“Take about eleven pounds of the mouse buttock, or clod of beef, or a blade-bone, or the sticking piece, or the like weight of the breast of veal; cut it into pieces of three or four ounces each; put three or four ounces of beef drippings, and mince of a couple of large onions, and put them into a large deep stewpan; as soon as it is quite hot, flour the meat, put it into the stewpan, keep stirring it with a wooden spoon; when it has been on about ten minutes, dredge it with flour, and keep doing so till you have stirred in as much as you think will thicken it; then cover it with boiling water (it will take about a gallon), adding it by degrees, and stirring it together; skim it when it boils and then put in one drachm of ground black pepper, two of allspice, and two bay leaves; set the pan by the side of the fire, or at a distance over it and let it stew very slowly for about three hours; when you find the meat sufficiently tender, put it into a tureen, and it is ready for table.”
“Two gallons of gin, two pounds of bitter almonds, one pound of sweet almonds, both beaten to a fine paste; six pounds of lump sugar, pounded (some of it with the almonds.) Let these stand ten days in the gin, then filter it through blotting paper, and bottle it.”
“Wash very clean two pounds of rice, stew it till perfectly tender with a little water, half a pound of butter, some salt, whole pepper, cloves and mace, and keep the stewpan closely covered; boil two fowls and one pound and half of bacon, put the bacon in the middle, and the fowls on each side, cover them all over with the rice, and garnish with hard-boiled eggs and fried whole onions.”
3. Batter pudding
“Break three eggs in a basin with as much salt as will like on a sixpence; beat them well together, and then add four ounces of flour; beat it into a smooth patter, add by degrees add half a pint of milk; have your saucepan ready boiling, and butter an earthen mould well, put the pudding in, and tie it tight over with a pudding cloth, and boil it one hour and a quarter.
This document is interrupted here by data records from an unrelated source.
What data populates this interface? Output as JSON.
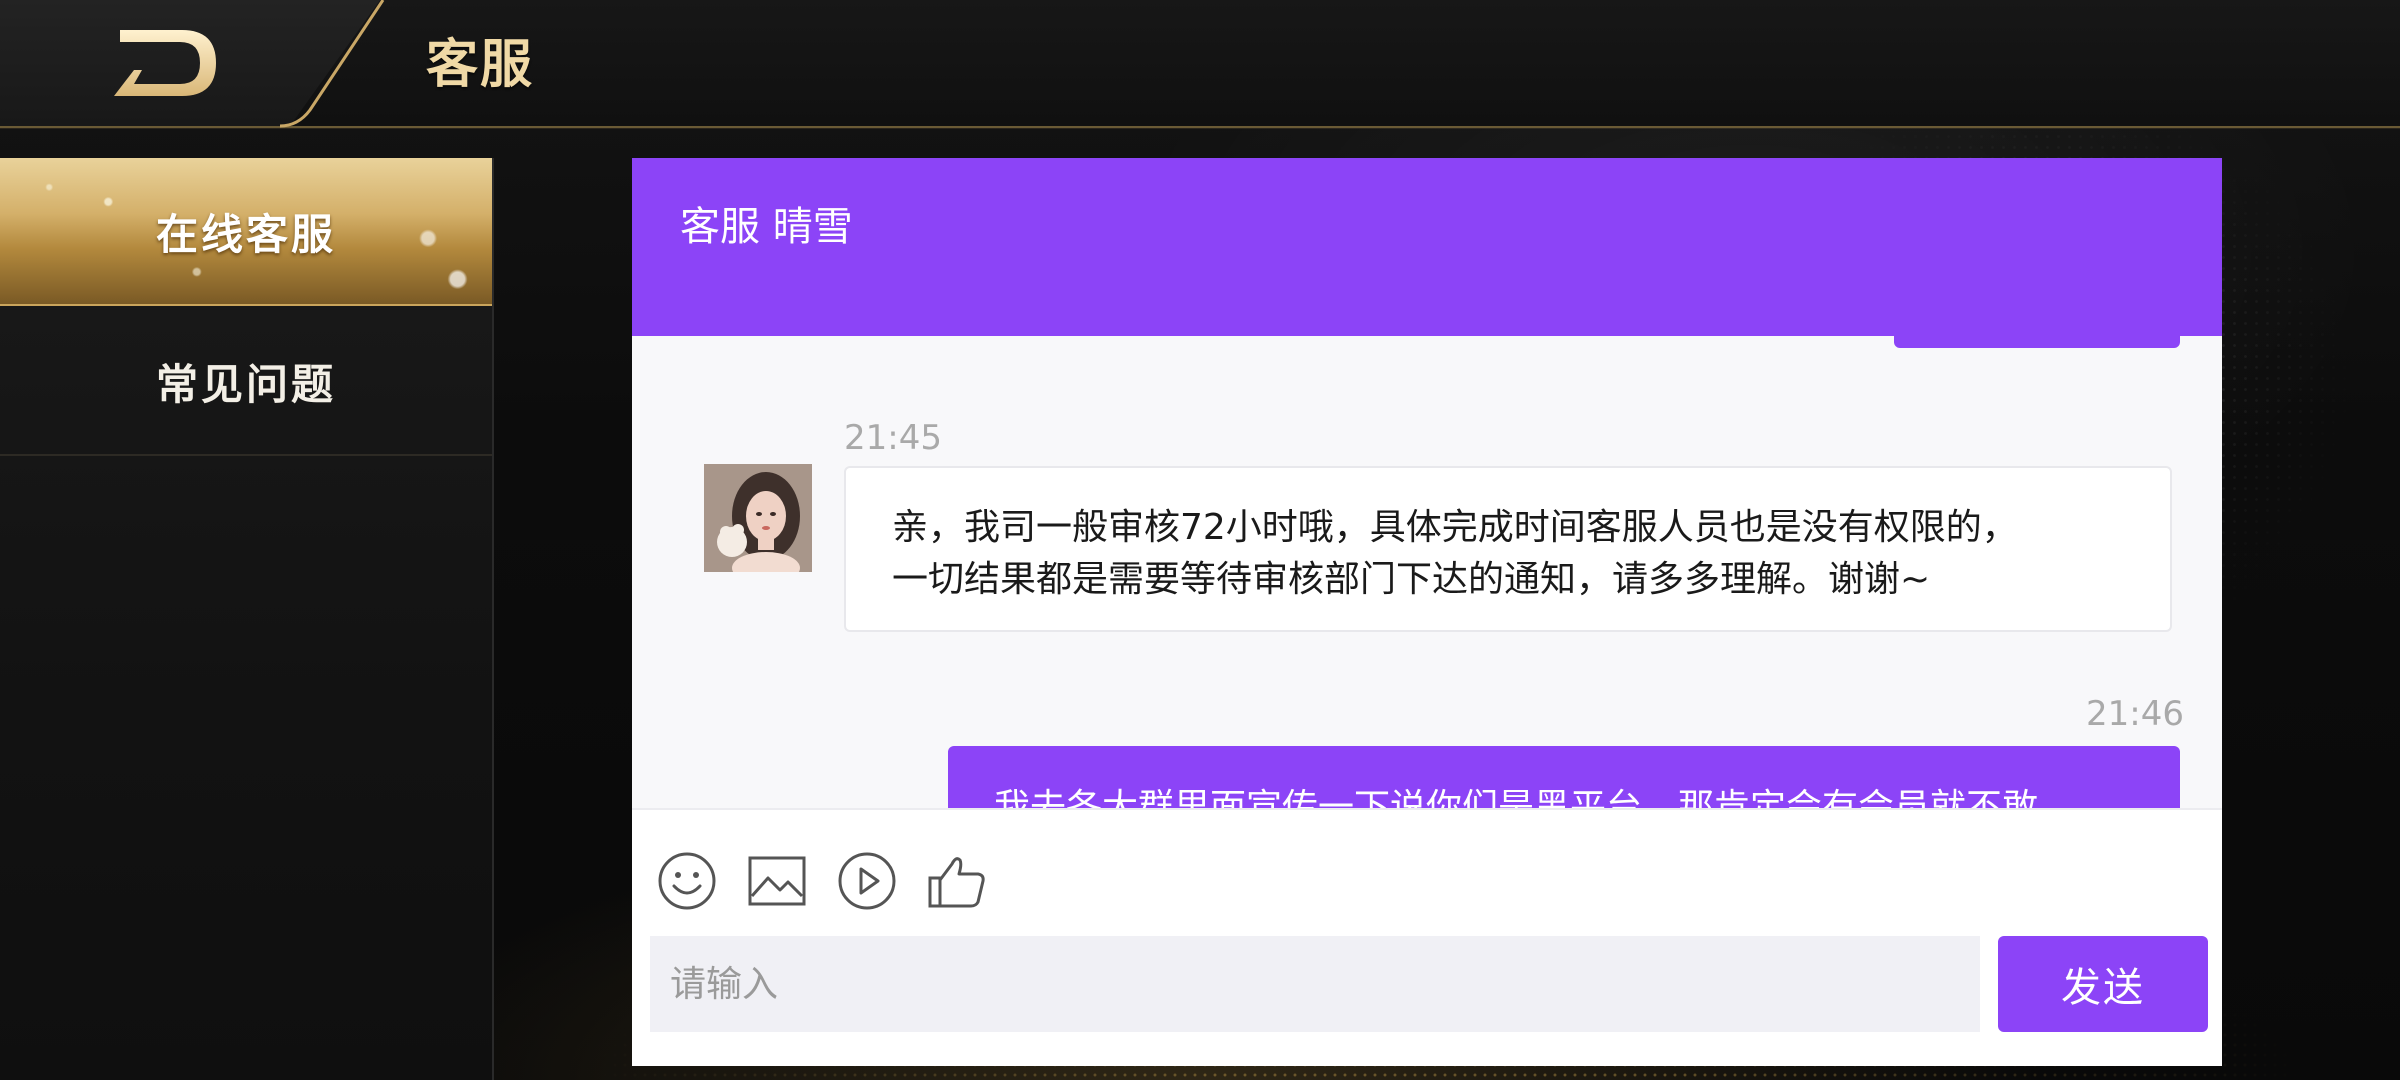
{
  "header": {
    "title": "客服",
    "logo_icon": "brand-logo-icon"
  },
  "sidebar": {
    "items": [
      {
        "label": "在线客服",
        "active": true
      },
      {
        "label": "常见问题",
        "active": false
      }
    ]
  },
  "chat": {
    "title": "客服 晴雪",
    "messages": [
      {
        "time": "21:45",
        "from": "agent",
        "text": "亲，我司一般审核72小时哦，具体完成时间客服人员也是没有权限的，\n一切结果都是需要等待审核部门下达的通知，请多多理解。谢谢~"
      },
      {
        "time": "21:46",
        "from": "user",
        "text": "我去各大群里面宣传一下说你们是黑平台，那肯定会有会员就不敢"
      }
    ]
  },
  "composer": {
    "tools": [
      "smile-icon",
      "image-icon",
      "play-circle-icon",
      "thumbs-up-icon"
    ],
    "placeholder": "请输入",
    "send_label": "发送"
  },
  "colors": {
    "accent": "#8c44f7",
    "gold": "#d4b06a",
    "title_gold": "#f0d9a6"
  }
}
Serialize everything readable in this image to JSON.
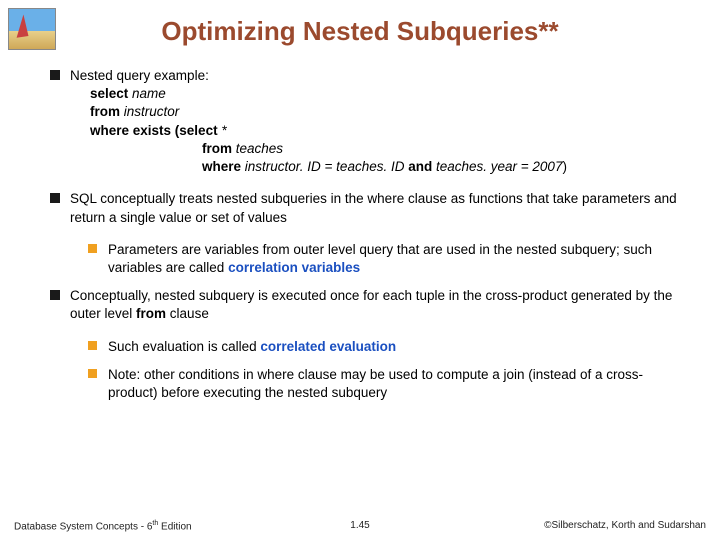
{
  "title": "Optimizing Nested Subqueries**",
  "bullets": {
    "b1_1_intro": "Nested query example:",
    "q_select": "select ",
    "q_name": "name",
    "q_from": "from ",
    "q_instructor": "instructor",
    "q_where_exists": "where exists (select ",
    "q_star": "*",
    "q_from2": "from ",
    "q_teaches": "teaches",
    "q_where2a": "where ",
    "q_cond1": "instructor. ID = teaches. ID ",
    "q_and": "and ",
    "q_cond2": "teaches. year = 2007",
    "q_close": ")",
    "b1_2": "SQL conceptually treats nested subqueries in the where clause as functions that take parameters and return a single value or set of values",
    "b2_1a": "Parameters are variables from outer level query that are used in the nested subquery; such variables are called ",
    "b2_1hl": "correlation variables",
    "b1_3a": "Conceptually, nested subquery is executed once for each tuple in the cross-product generated by the outer level ",
    "b1_3bold": "from",
    "b1_3b": " clause",
    "b2_2a": "Such evaluation is called ",
    "b2_2hl": "correlated evaluation",
    "b2_3": "Note: other conditions in where clause may be used to compute a join (instead of a cross-product) before executing the nested subquery"
  },
  "footer": {
    "left_a": "Database System Concepts - 6",
    "left_sup": "th",
    "left_b": " Edition",
    "mid": "1.45",
    "right": "©Silberschatz, Korth and Sudarshan"
  }
}
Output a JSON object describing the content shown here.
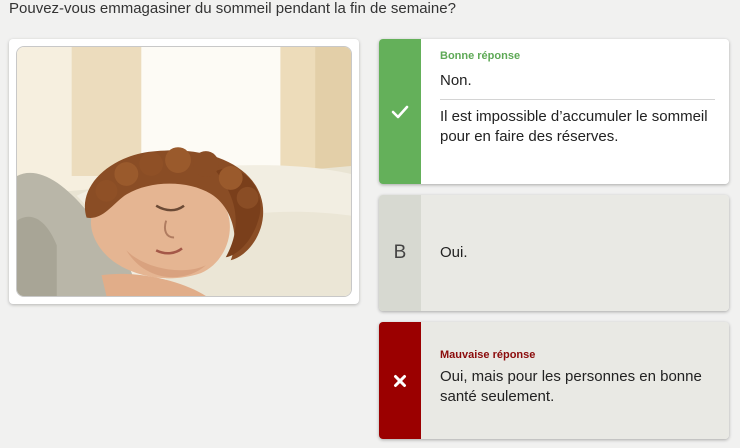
{
  "question": "Pouvez-vous emmagasiner du sommeil pendant la fin de semaine?",
  "image": {
    "icon": "sleeping-person-illustration"
  },
  "answers": [
    {
      "status_label": "Bonne réponse",
      "text": "Non.",
      "explanation": "Il est impossible d’accumuler le sommeil pour en faire des réserves.",
      "marker_icon": "checkmark-icon",
      "accent_color": "#64b05a"
    },
    {
      "letter": "B",
      "text": "Oui.",
      "accent_color": "#d7d9d1"
    },
    {
      "status_label": "Mauvaise réponse",
      "text": "Oui, mais pour les personnes en bonne santé seulement.",
      "marker_icon": "cross-icon",
      "accent_color": "#9b0000"
    }
  ]
}
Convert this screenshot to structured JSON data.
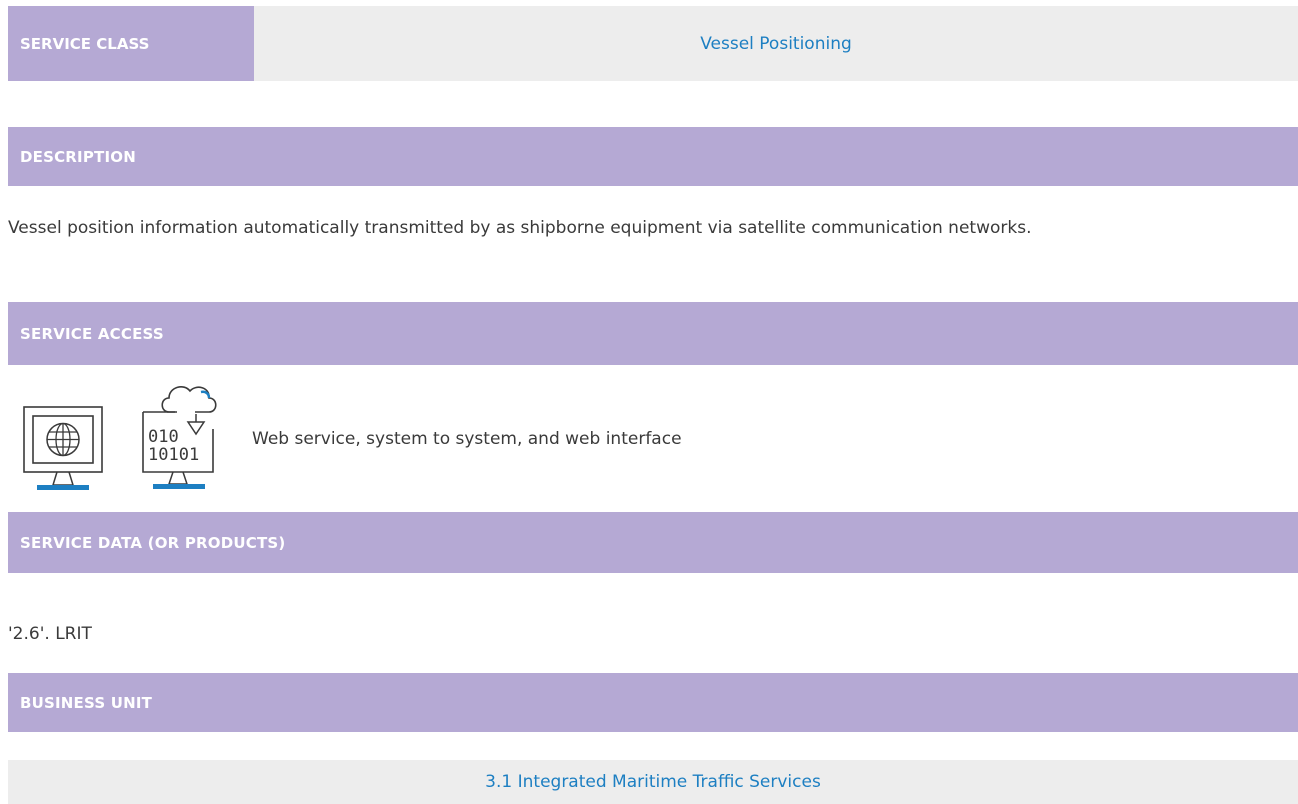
{
  "service_class": {
    "label": "SERVICE CLASS",
    "value": "Vessel Positioning"
  },
  "description": {
    "header": "DESCRIPTION",
    "text": "Vessel position information automatically transmitted by as shipborne equipment via satellite communication networks."
  },
  "service_access": {
    "header": "SERVICE ACCESS",
    "text": "Web service, system to system, and web interface",
    "icons": [
      "globe-monitor-icon",
      "cloud-data-monitor-icon"
    ],
    "data_lines": [
      "010",
      "10101"
    ]
  },
  "service_data": {
    "header": "SERVICE DATA (OR PRODUCTS)",
    "text": "'2.6'. LRIT"
  },
  "business_unit": {
    "header": "BUSINESS UNIT",
    "value": "3.1 Integrated Maritime Traffic Services"
  },
  "colors": {
    "band": "#b5a9d4",
    "accent": "#1d7fc2",
    "panel": "#ededed"
  }
}
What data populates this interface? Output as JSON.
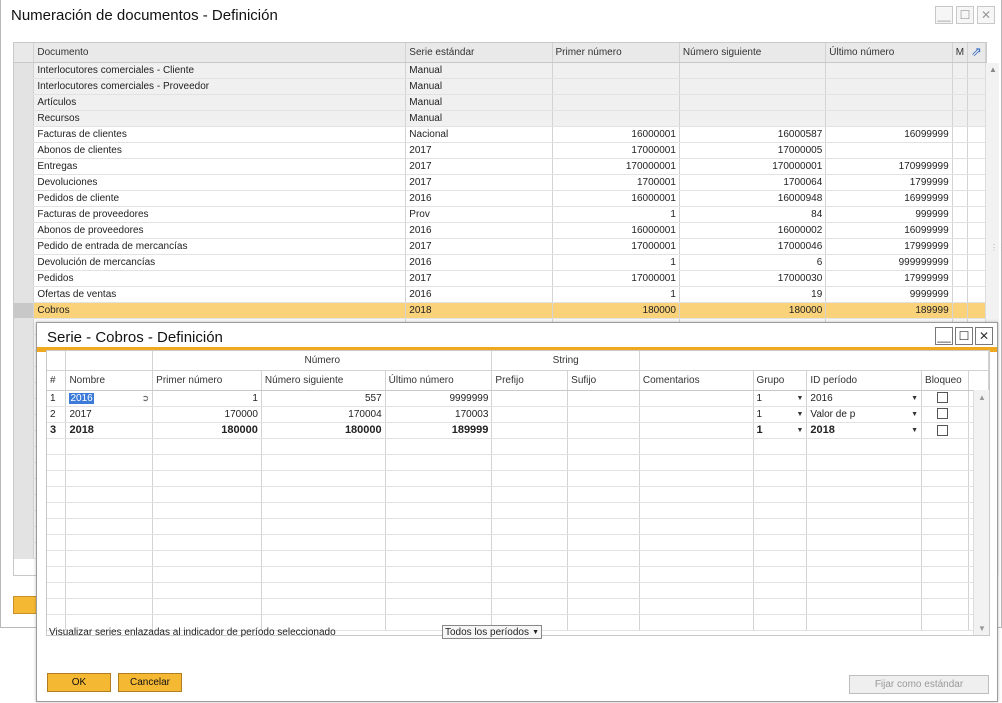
{
  "window": {
    "title": "Numeración de documentos - Definición",
    "controls": {
      "minimize": "__",
      "maximize": "☐",
      "close": "✕"
    }
  },
  "outer_table": {
    "columns": [
      "Documento",
      "Serie estándar",
      "Primer número",
      "Número siguiente",
      "Último número",
      "M"
    ],
    "rows": [
      {
        "doc": "Interlocutores comerciales - Cliente",
        "serie": "Manual",
        "primer": "",
        "siguiente": "",
        "ultimo": ""
      },
      {
        "doc": "Interlocutores comerciales - Proveedor",
        "serie": "Manual",
        "primer": "",
        "siguiente": "",
        "ultimo": ""
      },
      {
        "doc": "Artículos",
        "serie": "Manual",
        "primer": "",
        "siguiente": "",
        "ultimo": ""
      },
      {
        "doc": "Recursos",
        "serie": "Manual",
        "primer": "",
        "siguiente": "",
        "ultimo": ""
      },
      {
        "doc": "Facturas de clientes",
        "serie": "Nacional",
        "primer": "16000001",
        "siguiente": "16000587",
        "ultimo": "16099999"
      },
      {
        "doc": "Abonos de clientes",
        "serie": "2017",
        "primer": "17000001",
        "siguiente": "17000005",
        "ultimo": ""
      },
      {
        "doc": "Entregas",
        "serie": "2017",
        "primer": "170000001",
        "siguiente": "170000001",
        "ultimo": "170999999"
      },
      {
        "doc": "Devoluciones",
        "serie": "2017",
        "primer": "1700001",
        "siguiente": "1700064",
        "ultimo": "1799999"
      },
      {
        "doc": "Pedidos de cliente",
        "serie": "2016",
        "primer": "16000001",
        "siguiente": "16000948",
        "ultimo": "16999999"
      },
      {
        "doc": "Facturas de proveedores",
        "serie": "Prov",
        "primer": "1",
        "siguiente": "84",
        "ultimo": "999999"
      },
      {
        "doc": "Abonos de proveedores",
        "serie": "2016",
        "primer": "16000001",
        "siguiente": "16000002",
        "ultimo": "16099999"
      },
      {
        "doc": "Pedido de entrada de mercancías",
        "serie": "2017",
        "primer": "17000001",
        "siguiente": "17000046",
        "ultimo": "17999999"
      },
      {
        "doc": "Devolución de mercancías",
        "serie": "2016",
        "primer": "1",
        "siguiente": "6",
        "ultimo": "999999999"
      },
      {
        "doc": "Pedidos",
        "serie": "2017",
        "primer": "17000001",
        "siguiente": "17000030",
        "ultimo": "17999999"
      },
      {
        "doc": "Ofertas de ventas",
        "serie": "2016",
        "primer": "1",
        "siguiente": "19",
        "ultimo": "9999999"
      },
      {
        "doc": "Cobros",
        "serie": "2018",
        "primer": "180000",
        "siguiente": "180000",
        "ultimo": "189999"
      }
    ]
  },
  "dialog": {
    "title": "Serie - Cobros - Definición",
    "controls": {
      "minimize": "__",
      "maximize": "☐",
      "close": "✕"
    },
    "group_headers": {
      "numero": "Número",
      "string": "String"
    },
    "columns": [
      "#",
      "Nombre",
      "Primer número",
      "Número siguiente",
      "Último número",
      "Prefijo",
      "Sufijo",
      "Comentarios",
      "Grupo",
      "ID período",
      "Bloqueo"
    ],
    "rows": [
      {
        "n": "1",
        "nombre": "2016",
        "primer": "1",
        "siguiente": "557",
        "ultimo": "9999999",
        "prefijo": "",
        "sufijo": "",
        "comentarios": "",
        "grupo": "1",
        "periodo": "2016",
        "bloqueo": false
      },
      {
        "n": "2",
        "nombre": "2017",
        "primer": "170000",
        "siguiente": "170004",
        "ultimo": "170003",
        "prefijo": "",
        "sufijo": "",
        "comentarios": "",
        "grupo": "1",
        "periodo": "Valor de p",
        "bloqueo": false
      },
      {
        "n": "3",
        "nombre": "2018",
        "primer": "180000",
        "siguiente": "180000",
        "ultimo": "189999",
        "prefijo": "",
        "sufijo": "",
        "comentarios": "",
        "grupo": "1",
        "periodo": "2018",
        "bloqueo": false
      }
    ],
    "link_label": "Visualizar series enlazadas al indicador de período seleccionado",
    "period_filter": "Todos los períodos",
    "buttons": {
      "ok": "OK",
      "cancel": "Cancelar",
      "set_default": "Fijar como estándar"
    }
  },
  "colors": {
    "accent": "#f0a81e",
    "button": "#f5b833",
    "selected_row": "#fad27a"
  },
  "icons": {
    "expand": "expand-arrow-icon",
    "dropdown": "dropdown-arrow-icon",
    "link": "link-arrow-icon"
  }
}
Or, put it in a dish that you have well buttered and bake it three-quarters of an hour. Currants washed and picked clean, or raisins, stoned, are good in this pudding, and it is then called a black cap; or, add loaf sugar, and a little nutmeg and ginger without the fruit — it is very good that way; serve it with wine sauce.”
2. Whim wham
“Sweeten a quart of cream, and mix it with a tea-cupful of white wine, and the grated peel of a lemon; whisk it to a froth, which drain upon the back of a sieve, and put part into a deep glass dish; cut some Naples biscuit as thin as possible, and put a layer lightly over the froth, and one of red currant jelly, then a layer of the froth, and one of the biscuit and jelly; finish with the froth, and pour the remainder of the cream into the dish, and garnish with citron and candied orange-peel, cut into straws.”
“[Place some pieces] of stale bread in a sufficient quantity of cold water to cover them, with a little cinnamon, lemon-peel, and caraways; when the bread is quite soft, press out all the water, beat up the bread with a small piece of butter, a little milk, and sugar to the taste; a little spice may be added.”